_Exercise goal_
A complete answer lists every line of the entries below where the string "reply" appears.

_Information_
####
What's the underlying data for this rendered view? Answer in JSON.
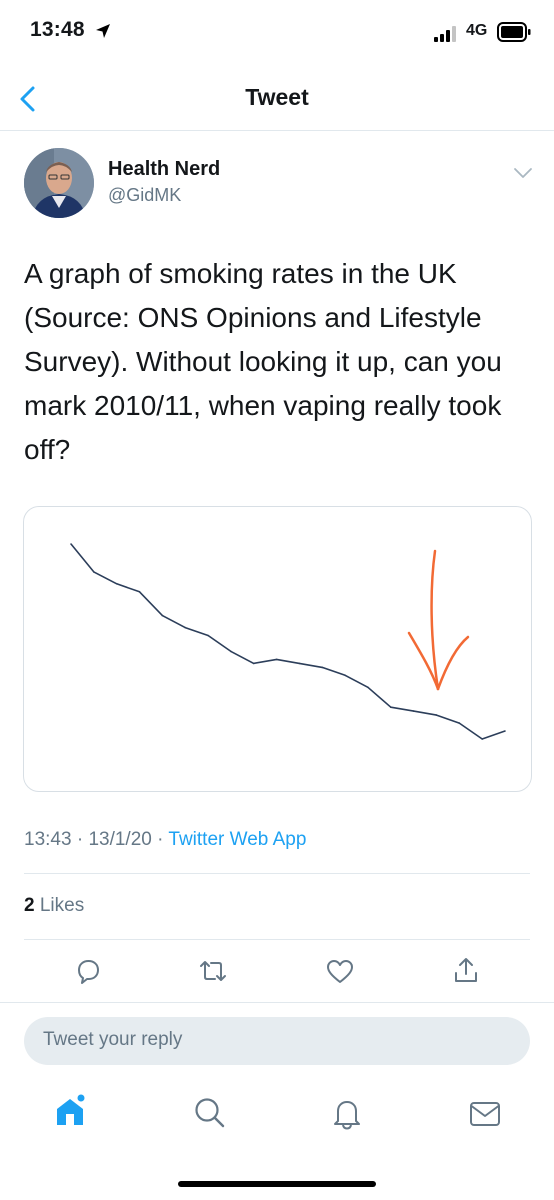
{
  "status_bar": {
    "time": "13:48",
    "network": "4G"
  },
  "nav": {
    "title": "Tweet"
  },
  "author": {
    "name": "Health Nerd",
    "handle": "@GidMK"
  },
  "tweet": {
    "lines": [
      "A graph of smoking rates in the UK",
      "(Source: ONS Opinions and Lifestyle",
      "Survey). Without looking it up, can you",
      "mark 2010/11, when vaping really took",
      "off?"
    ],
    "time": "13:43",
    "date": "13/1/20",
    "client": "Twitter Web App",
    "separator": "·",
    "likes_count": "2",
    "likes_label": "Likes"
  },
  "chart_data": {
    "type": "line",
    "title": "",
    "xlabel": "",
    "ylabel": "",
    "axes_shown": false,
    "grid": false,
    "legend": "none",
    "series": [
      {
        "color": "#2c3e5a",
        "values": [
          100,
          93,
          90,
          88,
          82,
          79,
          77,
          73,
          70,
          71,
          70,
          69,
          67,
          64,
          59,
          58,
          57,
          55,
          51,
          53
        ]
      }
    ],
    "annotation": {
      "type": "hand-drawn arrow pointing down",
      "color": "#f26a35"
    }
  },
  "reply": {
    "placeholder": "Tweet your reply"
  },
  "colors": {
    "accent": "#1da1f2",
    "text_secondary": "#657786",
    "arrow": "#f26a35",
    "line": "#2c3e5a"
  },
  "icons": {
    "actions": [
      "comment-icon",
      "retweet-icon",
      "like-icon",
      "share-icon"
    ],
    "tabs": [
      "home-icon",
      "search-icon",
      "notifications-icon",
      "messages-icon"
    ]
  }
}
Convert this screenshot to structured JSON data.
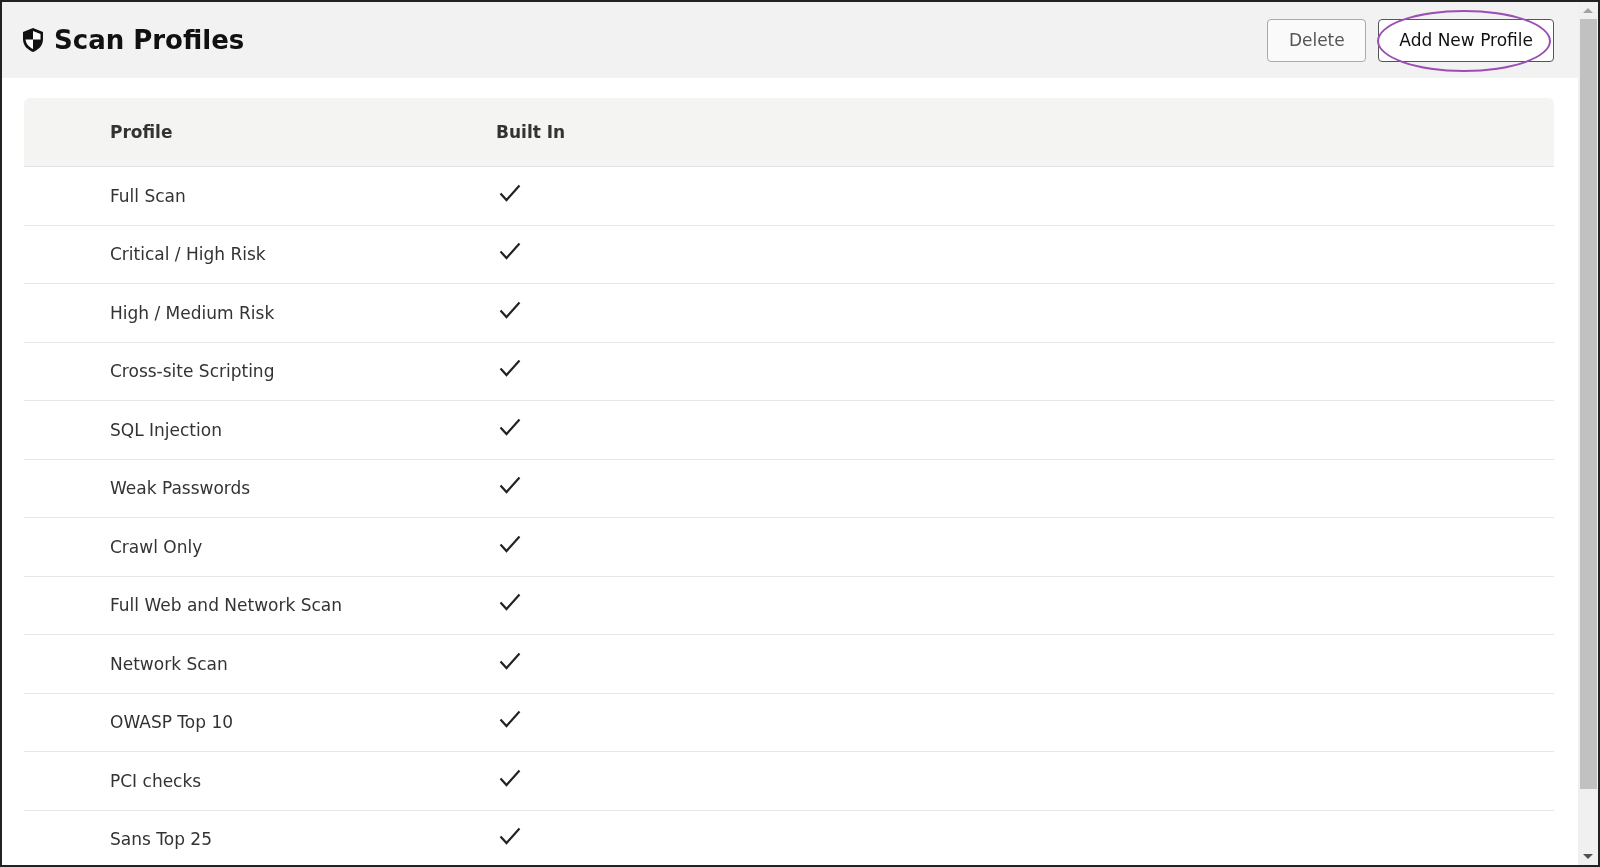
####
_Solution below_
  "reply": {
    "placeholder": "Tweet your reply"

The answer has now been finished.